**WHAT IS REQUIRED**
Would you please return the data below verbatim, without its pictures?
(DATA Opens)
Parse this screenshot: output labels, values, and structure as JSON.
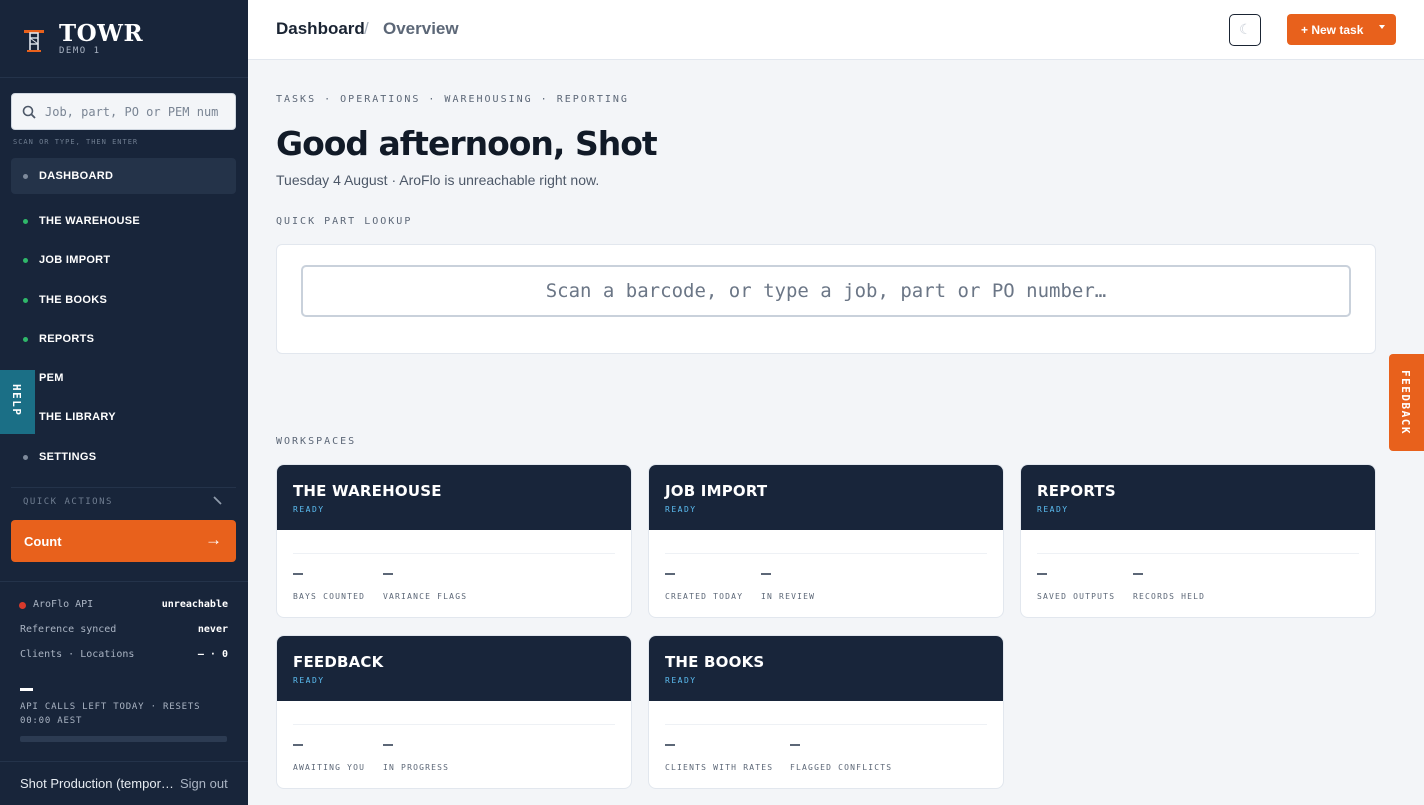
{
  "brand": {
    "name": "TOWR",
    "subtitle": "DEMO 1"
  },
  "sidebar": {
    "search_placeholder": "Job, part, PO or PEM num",
    "search_hint": "SCAN OR TYPE, THEN ENTER",
    "nav": [
      {
        "label": "DASHBOARD",
        "dot": "#7e8a9b",
        "active": true
      },
      {
        "label": "THE WAREHOUSE",
        "dot": "#2fb86a"
      },
      {
        "label": "JOB IMPORT",
        "dot": "#2fb86a"
      },
      {
        "label": "THE BOOKS",
        "dot": "#2fb86a"
      },
      {
        "label": "REPORTS",
        "dot": "#2fb86a"
      },
      {
        "label": "PEM",
        "dot": "#2fb86a"
      },
      {
        "label": "THE LIBRARY",
        "dot": "#2fb86a"
      },
      {
        "label": "SETTINGS",
        "dot": "#7e8a9b"
      }
    ],
    "help_label": "HELP",
    "quick_actions_label": "QUICK ACTIONS",
    "quick_action": {
      "label": "Count",
      "arrow": "→"
    },
    "status": [
      {
        "key": "AroFlo API",
        "value": "unreachable"
      },
      {
        "key": "Reference synced",
        "value": "never"
      },
      {
        "key": "Clients · Locations",
        "value": "— · 0"
      }
    ],
    "quota_text": "API CALLS LEFT TODAY · RESETS 00:00 AEST",
    "user": "Shot Production (temporary)",
    "sign_out": "Sign out"
  },
  "topbar": {
    "breadcrumb": [
      "Dashboard",
      "Overview"
    ],
    "separator": "/",
    "theme_icon": "☾",
    "new_task": "+ New task"
  },
  "main": {
    "tags": "TASKS · OPERATIONS · WAREHOUSING · REPORTING",
    "greeting": "Good afternoon, Shot",
    "subline": "Tuesday 4 August · AroFlo is unreachable right now.",
    "lookup_label": "QUICK PART LOOKUP",
    "lookup_placeholder": "Scan a barcode, or type a job, part or PO number…",
    "workspaces_label": "WORKSPACES",
    "workspaces": [
      {
        "title": "THE WAREHOUSE",
        "status": "READY",
        "stats": [
          "BAYS COUNTED",
          "VARIANCE FLAGS"
        ]
      },
      {
        "title": "JOB IMPORT",
        "status": "READY",
        "stats": [
          "CREATED TODAY",
          "IN REVIEW"
        ]
      },
      {
        "title": "REPORTS",
        "status": "READY",
        "stats": [
          "SAVED OUTPUTS",
          "RECORDS HELD"
        ]
      },
      {
        "title": "FEEDBACK",
        "status": "READY",
        "stats": [
          "AWAITING YOU",
          "IN PROGRESS"
        ]
      },
      {
        "title": "THE BOOKS",
        "status": "READY",
        "stats": [
          "CLIENTS WITH RATES",
          "FLAGGED CONFLICTS"
        ]
      }
    ]
  },
  "feedback_tab": "FEEDBACK",
  "colors": {
    "accent": "#e8611c",
    "navy": "#18253a",
    "ready": "#5bbcf0",
    "error": "#d83a2c"
  }
}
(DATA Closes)
**EXERCISE ANSWER**
Parse this screenshot: output labels, values, and structure as JSON.
{
  "brand": {
    "name": "TOWR",
    "subtitle": "DEMO 1"
  },
  "sidebar": {
    "search_placeholder": "Job, part, PO or PEM num",
    "search_hint": "SCAN OR TYPE, THEN ENTER",
    "nav": [
      {
        "label": "DASHBOARD",
        "dot": "#7e8a9b",
        "active": true
      },
      {
        "label": "THE WAREHOUSE",
        "dot": "#2fb86a"
      },
      {
        "label": "JOB IMPORT",
        "dot": "#2fb86a"
      },
      {
        "label": "THE BOOKS",
        "dot": "#2fb86a"
      },
      {
        "label": "REPORTS",
        "dot": "#2fb86a"
      },
      {
        "label": "PEM",
        "dot": "#2fb86a"
      },
      {
        "label": "THE LIBRARY",
        "dot": "#2fb86a"
      },
      {
        "label": "SETTINGS",
        "dot": "#7e8a9b"
      }
    ],
    "help_label": "HELP",
    "quick_actions_label": "QUICK ACTIONS",
    "quick_action": {
      "label": "Count",
      "arrow": "→"
    },
    "status": [
      {
        "key": "AroFlo API",
        "value": "unreachable"
      },
      {
        "key": "Reference synced",
        "value": "never"
      },
      {
        "key": "Clients · Locations",
        "value": "— · 0"
      }
    ],
    "quota_text": "API CALLS LEFT TODAY · RESETS 00:00 AEST",
    "user": "Shot Production (temporary)",
    "sign_out": "Sign out"
  },
  "topbar": {
    "breadcrumb": [
      "Dashboard",
      "Overview"
    ],
    "separator": "/",
    "theme_icon": "☾",
    "new_task": "+ New task"
  },
  "main": {
    "tags": "TASKS · OPERATIONS · WAREHOUSING · REPORTING",
    "greeting": "Good afternoon, Shot",
    "subline": "Tuesday 4 August · AroFlo is unreachable right now.",
    "lookup_label": "QUICK PART LOOKUP",
    "lookup_placeholder": "Scan a barcode, or type a job, part or PO number…",
    "workspaces_label": "WORKSPACES",
    "workspaces": [
      {
        "title": "THE WAREHOUSE",
        "status": "READY",
        "stats": [
          "BAYS COUNTED",
          "VARIANCE FLAGS"
        ]
      },
      {
        "title": "JOB IMPORT",
        "status": "READY",
        "stats": [
          "CREATED TODAY",
          "IN REVIEW"
        ]
      },
      {
        "title": "REPORTS",
        "status": "READY",
        "stats": [
          "SAVED OUTPUTS",
          "RECORDS HELD"
        ]
      },
      {
        "title": "FEEDBACK",
        "status": "READY",
        "stats": [
          "AWAITING YOU",
          "IN PROGRESS"
        ]
      },
      {
        "title": "THE BOOKS",
        "status": "READY",
        "stats": [
          "CLIENTS WITH RATES",
          "FLAGGED CONFLICTS"
        ]
      }
    ]
  },
  "feedback_tab": "FEEDBACK",
  "colors": {
    "accent": "#e8611c",
    "navy": "#18253a",
    "ready": "#5bbcf0",
    "error": "#d83a2c"
  }
}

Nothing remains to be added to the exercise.